Pied Wagtail drinking from puddles in the track © Richard BainesPied Wagtail drinking from puddles in the track © Richard Baines

Further out from the hedge bottom six Pied Wagtails were feeding and drinking from the puddles.

Yellowhammer © Dan LombardYellowhammer © Dan Lombard

Beyond the track in the tall herbs and old barley were 50 Linnets, 22 Yellowhammers, 16 Reed Buntings, 10 Chaffinch and one Brambling. The buntings and finches would occasionally get spooked and joined the thrushes in the hedge creating a mass of songbirds. Out further into the field but only 10 meters from the hedge were a small group of four Skylark. I almost forgot about the two Woodpigeons and a Magpie watching from the young trees above the hedge. I make that a total of 201 birds of 16 species. Back home I measured the hedge and field area on Google Earth; a total of 0.25 Hectares. In any reckoning, that’s a great density of birds for a small area of land.

Reed Bunting © Richard BainesReed Bunting © Richard Baines

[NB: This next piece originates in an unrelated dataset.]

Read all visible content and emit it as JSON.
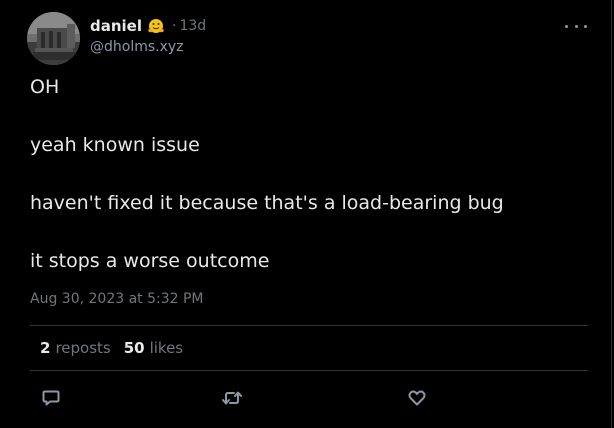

I could go on and on, enthusing in even greater detail about how valuable this area was for each bird, but that might get a bit too eco-nerdy. Most importantly birds and wildlife love these wild patches of land and with help from farmers everywhere we could save many of our best loved birds from terminal decline. The great news is we can still find places like the one I did in our countryside, they still exist. So, what can we do to help if we aren’t farmers ourselves? It’s very easy. On our wildlife walks, if we see or know a farmer, we need to speak to them and tell them how wonderful their wild corner is for wildlife. In my experience that human contact and enthusiasm can make a big difference. If you love your local wildlife, make a new year resolution to talk to at least one farmer in 2021.  Be positive and enthuse about their ‘wild corners’. You may just be surprised at the difference this can make for these hidden places.

Richard Baines

Yorkshire Coast Nature